## [SUPPLIED RECORDS]
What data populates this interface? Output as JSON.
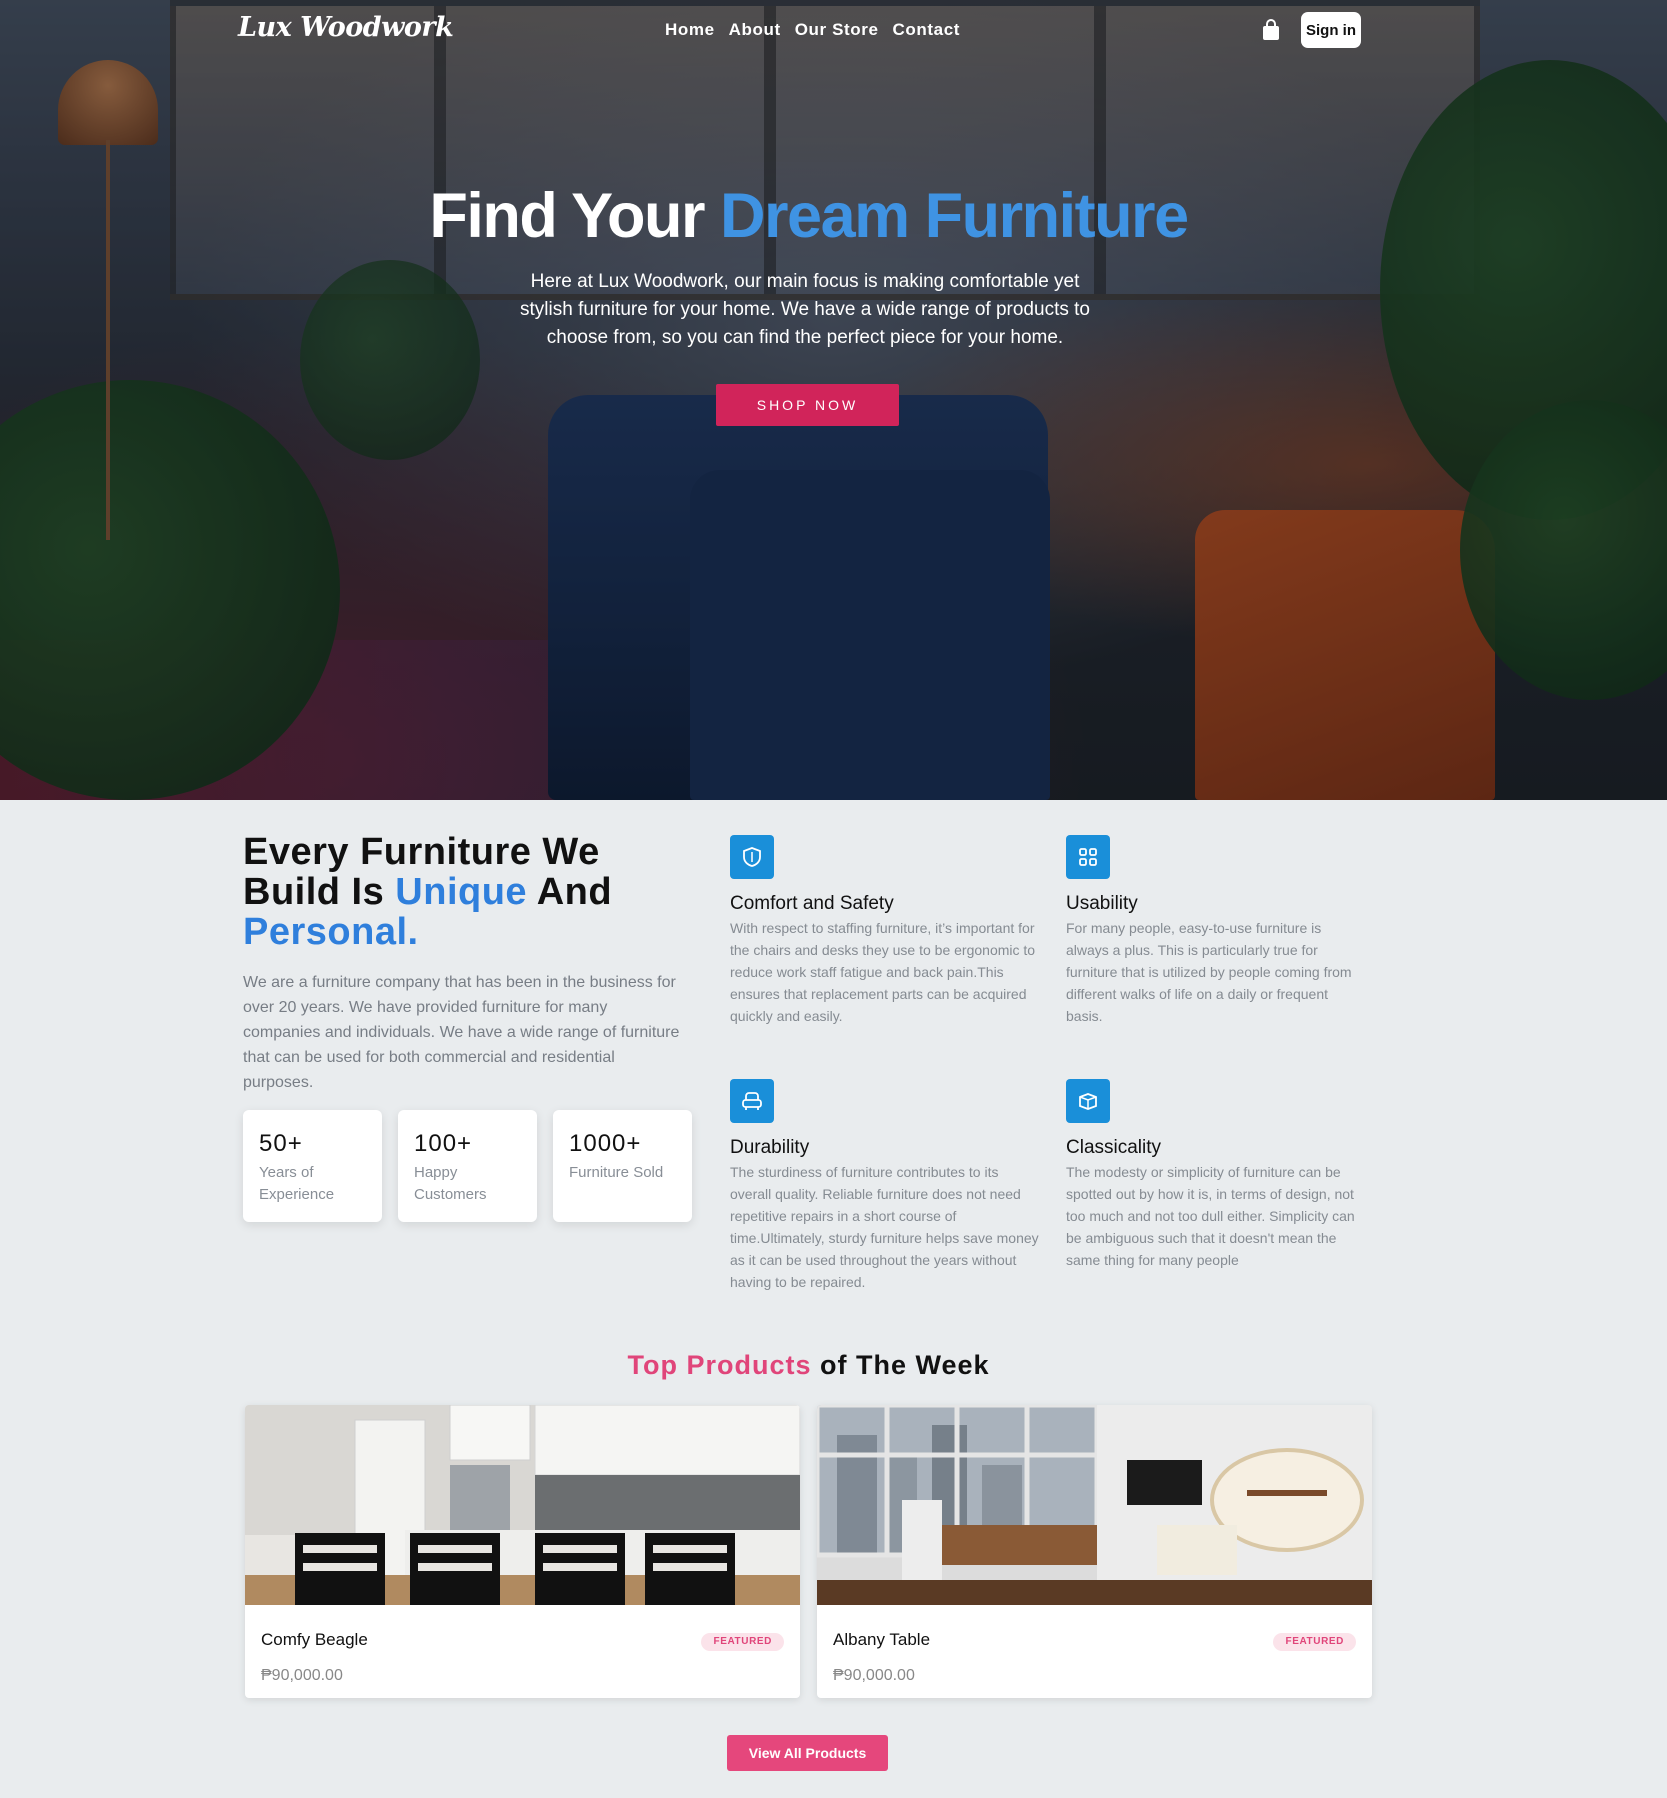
{
  "nav": {
    "logo": "Lux Woodwork",
    "links": [
      "Home",
      "About",
      "Our Store",
      "Contact"
    ],
    "cart_icon": "shopping-bag-icon",
    "signin_label": "Sign in"
  },
  "hero": {
    "title_start": "Find Your ",
    "title_accent": "Dream Furniture",
    "description": "Here at Lux Woodwork, our main focus is making comfortable yet stylish furniture for your home. We have a wide range of products to choose from, so you can find the perfect piece for your home.",
    "cta_label": "SHOP NOW"
  },
  "about": {
    "title_line1": "Every Furniture We",
    "title_line2_start": "Build Is ",
    "title_line2_blue": "Unique",
    "title_line2_end": " And",
    "title_line3": "Personal.",
    "text": "We are a furniture company that has been in the business for over 20 years. We have provided furniture for many companies and individuals. We have a wide range of furniture that can be used for both commercial and residential purposes.",
    "stats": [
      {
        "number": "50+",
        "label": "Years of Experience"
      },
      {
        "number": "100+",
        "label": "Happy Customers"
      },
      {
        "number": "1000+",
        "label": "Furniture Sold"
      }
    ]
  },
  "features": [
    {
      "icon": "shield-icon",
      "title": "Comfort and Safety",
      "text": "With respect to staffing furniture, it’s important for the chairs and desks they use to be ergonomic to reduce work staff fatigue and back pain.This ensures that replacement parts can be acquired quickly and easily."
    },
    {
      "icon": "grid-icon",
      "title": "Usability",
      "text": "For many people, easy-to-use furniture is always a plus. This is particularly true for furniture that is utilized by people coming from different walks of life on a daily or frequent basis."
    },
    {
      "icon": "armchair-icon",
      "title": "Durability",
      "text": "The sturdiness of furniture contributes to its overall quality. Reliable furniture does not need repetitive repairs in a short course of time.Ultimately, sturdy furniture helps save money as it can be used throughout the years without having to be repaired."
    },
    {
      "icon": "box-icon",
      "title": "Classicality",
      "text": "The modesty or simplicity of furniture can be spotted out by how it is, in terms of design, not too much and not too dull either. Simplicity can be ambiguous such that it doesn't mean the same thing for many people"
    }
  ],
  "products_section": {
    "title_pink": "Top Products",
    "title_rest": " of The Week",
    "view_all_label": "View All Products"
  },
  "products": [
    {
      "name": "Comfy Beagle",
      "price": "₱90,000.00",
      "badge": "FEATURED"
    },
    {
      "name": "Albany Table",
      "price": "₱90,000.00",
      "badge": "FEATURED"
    }
  ],
  "colors": {
    "accent_blue": "#3f93e3",
    "cta_red": "#d1245a",
    "pink": "#e0457a",
    "icon_blue": "#1a8fd9",
    "background": "#e9ecee"
  }
}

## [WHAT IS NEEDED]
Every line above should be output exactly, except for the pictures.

## [ANSWER BOX]
What data populates this interface? Output as JSON.
{
  "nav": {
    "logo": "Lux Woodwork",
    "links": [
      "Home",
      "About",
      "Our Store",
      "Contact"
    ],
    "cart_icon": "shopping-bag-icon",
    "signin_label": "Sign in"
  },
  "hero": {
    "title_start": "Find Your ",
    "title_accent": "Dream Furniture",
    "description": "Here at Lux Woodwork, our main focus is making comfortable yet stylish furniture for your home. We have a wide range of products to choose from, so you can find the perfect piece for your home.",
    "cta_label": "SHOP NOW"
  },
  "about": {
    "title_line1": "Every Furniture We",
    "title_line2_start": "Build Is ",
    "title_line2_blue": "Unique",
    "title_line2_end": " And",
    "title_line3": "Personal.",
    "text": "We are a furniture company that has been in the business for over 20 years. We have provided furniture for many companies and individuals. We have a wide range of furniture that can be used for both commercial and residential purposes.",
    "stats": [
      {
        "number": "50+",
        "label": "Years of Experience"
      },
      {
        "number": "100+",
        "label": "Happy Customers"
      },
      {
        "number": "1000+",
        "label": "Furniture Sold"
      }
    ]
  },
  "features": [
    {
      "icon": "shield-icon",
      "title": "Comfort and Safety",
      "text": "With respect to staffing furniture, it’s important for the chairs and desks they use to be ergonomic to reduce work staff fatigue and back pain.This ensures that replacement parts can be acquired quickly and easily."
    },
    {
      "icon": "grid-icon",
      "title": "Usability",
      "text": "For many people, easy-to-use furniture is always a plus. This is particularly true for furniture that is utilized by people coming from different walks of life on a daily or frequent basis."
    },
    {
      "icon": "armchair-icon",
      "title": "Durability",
      "text": "The sturdiness of furniture contributes to its overall quality. Reliable furniture does not need repetitive repairs in a short course of time.Ultimately, sturdy furniture helps save money as it can be used throughout the years without having to be repaired."
    },
    {
      "icon": "box-icon",
      "title": "Classicality",
      "text": "The modesty or simplicity of furniture can be spotted out by how it is, in terms of design, not too much and not too dull either. Simplicity can be ambiguous such that it doesn't mean the same thing for many people"
    }
  ],
  "products_section": {
    "title_pink": "Top Products",
    "title_rest": " of The Week",
    "view_all_label": "View All Products"
  },
  "products": [
    {
      "name": "Comfy Beagle",
      "price": "₱90,000.00",
      "badge": "FEATURED"
    },
    {
      "name": "Albany Table",
      "price": "₱90,000.00",
      "badge": "FEATURED"
    }
  ],
  "colors": {
    "accent_blue": "#3f93e3",
    "cta_red": "#d1245a",
    "pink": "#e0457a",
    "icon_blue": "#1a8fd9",
    "background": "#e9ecee"
  }
}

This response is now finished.